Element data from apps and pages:
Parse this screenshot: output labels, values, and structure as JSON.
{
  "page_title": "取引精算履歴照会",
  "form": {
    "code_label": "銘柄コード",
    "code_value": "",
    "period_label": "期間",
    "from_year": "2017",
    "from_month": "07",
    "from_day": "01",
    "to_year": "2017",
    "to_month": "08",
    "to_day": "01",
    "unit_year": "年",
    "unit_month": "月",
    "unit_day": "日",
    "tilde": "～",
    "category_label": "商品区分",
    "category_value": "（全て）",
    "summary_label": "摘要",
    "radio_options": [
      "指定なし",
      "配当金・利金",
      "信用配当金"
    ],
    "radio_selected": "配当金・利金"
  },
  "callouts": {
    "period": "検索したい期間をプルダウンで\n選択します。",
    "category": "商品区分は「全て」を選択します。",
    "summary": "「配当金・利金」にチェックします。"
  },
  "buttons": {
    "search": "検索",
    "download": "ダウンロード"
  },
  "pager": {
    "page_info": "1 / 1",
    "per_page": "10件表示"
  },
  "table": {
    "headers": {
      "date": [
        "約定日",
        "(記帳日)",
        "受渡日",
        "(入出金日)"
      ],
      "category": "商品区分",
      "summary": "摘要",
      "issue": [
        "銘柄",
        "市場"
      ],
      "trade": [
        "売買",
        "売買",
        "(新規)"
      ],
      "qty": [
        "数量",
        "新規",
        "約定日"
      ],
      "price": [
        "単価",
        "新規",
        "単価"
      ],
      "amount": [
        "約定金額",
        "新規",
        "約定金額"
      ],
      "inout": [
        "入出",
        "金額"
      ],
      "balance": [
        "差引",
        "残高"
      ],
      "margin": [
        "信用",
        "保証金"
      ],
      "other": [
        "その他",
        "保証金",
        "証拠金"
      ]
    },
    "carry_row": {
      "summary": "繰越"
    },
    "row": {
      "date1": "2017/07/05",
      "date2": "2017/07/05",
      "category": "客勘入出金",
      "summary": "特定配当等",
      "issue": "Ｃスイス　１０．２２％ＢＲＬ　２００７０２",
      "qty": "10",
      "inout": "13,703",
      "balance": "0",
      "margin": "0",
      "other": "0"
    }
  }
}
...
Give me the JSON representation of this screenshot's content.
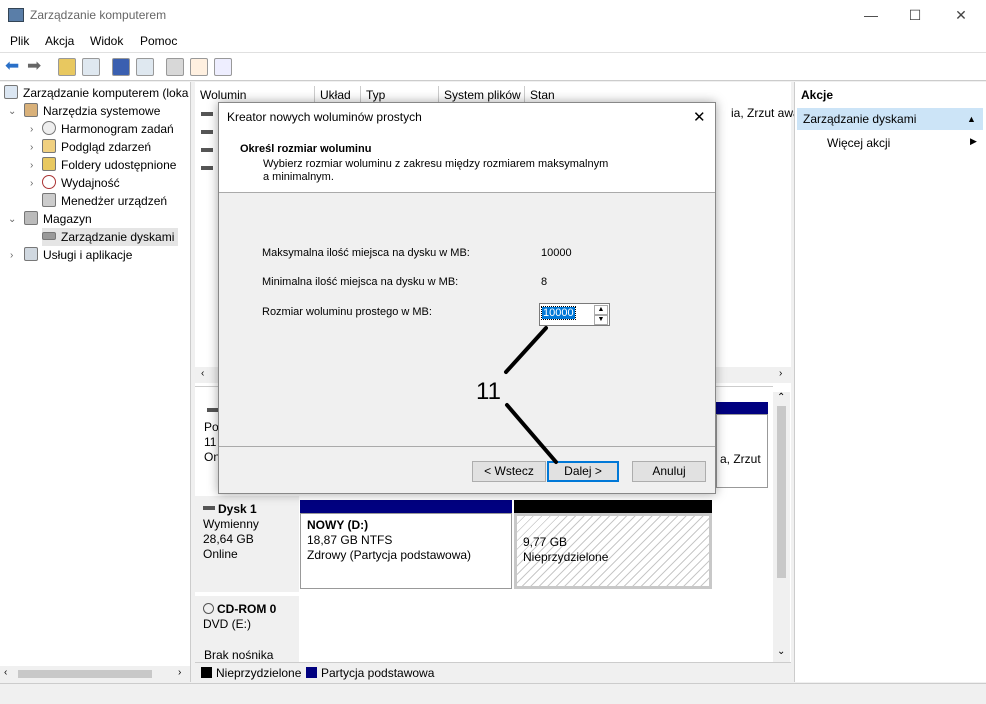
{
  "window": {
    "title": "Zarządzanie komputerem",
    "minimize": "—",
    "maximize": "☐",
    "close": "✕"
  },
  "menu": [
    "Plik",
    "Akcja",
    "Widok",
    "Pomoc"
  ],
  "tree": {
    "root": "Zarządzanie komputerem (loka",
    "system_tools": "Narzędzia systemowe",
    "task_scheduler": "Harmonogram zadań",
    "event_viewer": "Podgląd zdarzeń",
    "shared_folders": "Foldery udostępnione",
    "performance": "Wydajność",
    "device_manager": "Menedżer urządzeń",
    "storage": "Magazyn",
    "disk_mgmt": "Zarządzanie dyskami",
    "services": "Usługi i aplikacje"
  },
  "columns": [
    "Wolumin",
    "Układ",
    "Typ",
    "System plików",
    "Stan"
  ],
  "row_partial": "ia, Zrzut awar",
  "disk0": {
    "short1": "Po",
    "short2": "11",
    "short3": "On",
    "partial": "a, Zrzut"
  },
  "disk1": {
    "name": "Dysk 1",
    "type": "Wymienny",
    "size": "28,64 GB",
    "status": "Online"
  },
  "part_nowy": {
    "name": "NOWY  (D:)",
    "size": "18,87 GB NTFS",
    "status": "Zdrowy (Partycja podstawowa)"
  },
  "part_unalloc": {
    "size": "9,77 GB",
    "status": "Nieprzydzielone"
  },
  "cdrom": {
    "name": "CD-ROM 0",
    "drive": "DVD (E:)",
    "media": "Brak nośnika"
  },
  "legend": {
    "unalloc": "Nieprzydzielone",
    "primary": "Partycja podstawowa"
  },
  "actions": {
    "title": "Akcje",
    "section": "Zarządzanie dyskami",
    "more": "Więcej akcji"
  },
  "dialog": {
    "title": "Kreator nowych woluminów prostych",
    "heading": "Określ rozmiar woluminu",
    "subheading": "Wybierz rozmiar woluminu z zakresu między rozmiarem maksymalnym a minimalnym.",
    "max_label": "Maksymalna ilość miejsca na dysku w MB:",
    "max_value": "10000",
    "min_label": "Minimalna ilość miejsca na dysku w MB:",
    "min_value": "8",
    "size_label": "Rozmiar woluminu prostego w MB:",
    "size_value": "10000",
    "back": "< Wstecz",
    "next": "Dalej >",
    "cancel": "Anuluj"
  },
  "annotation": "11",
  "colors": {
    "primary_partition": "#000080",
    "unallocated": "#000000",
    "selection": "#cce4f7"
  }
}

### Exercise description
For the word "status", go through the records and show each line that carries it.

### Reply
    "status": "Online"
    "status": "Zdrowy (Partycja podstawowa)"
    "status": "Nieprzydzielone"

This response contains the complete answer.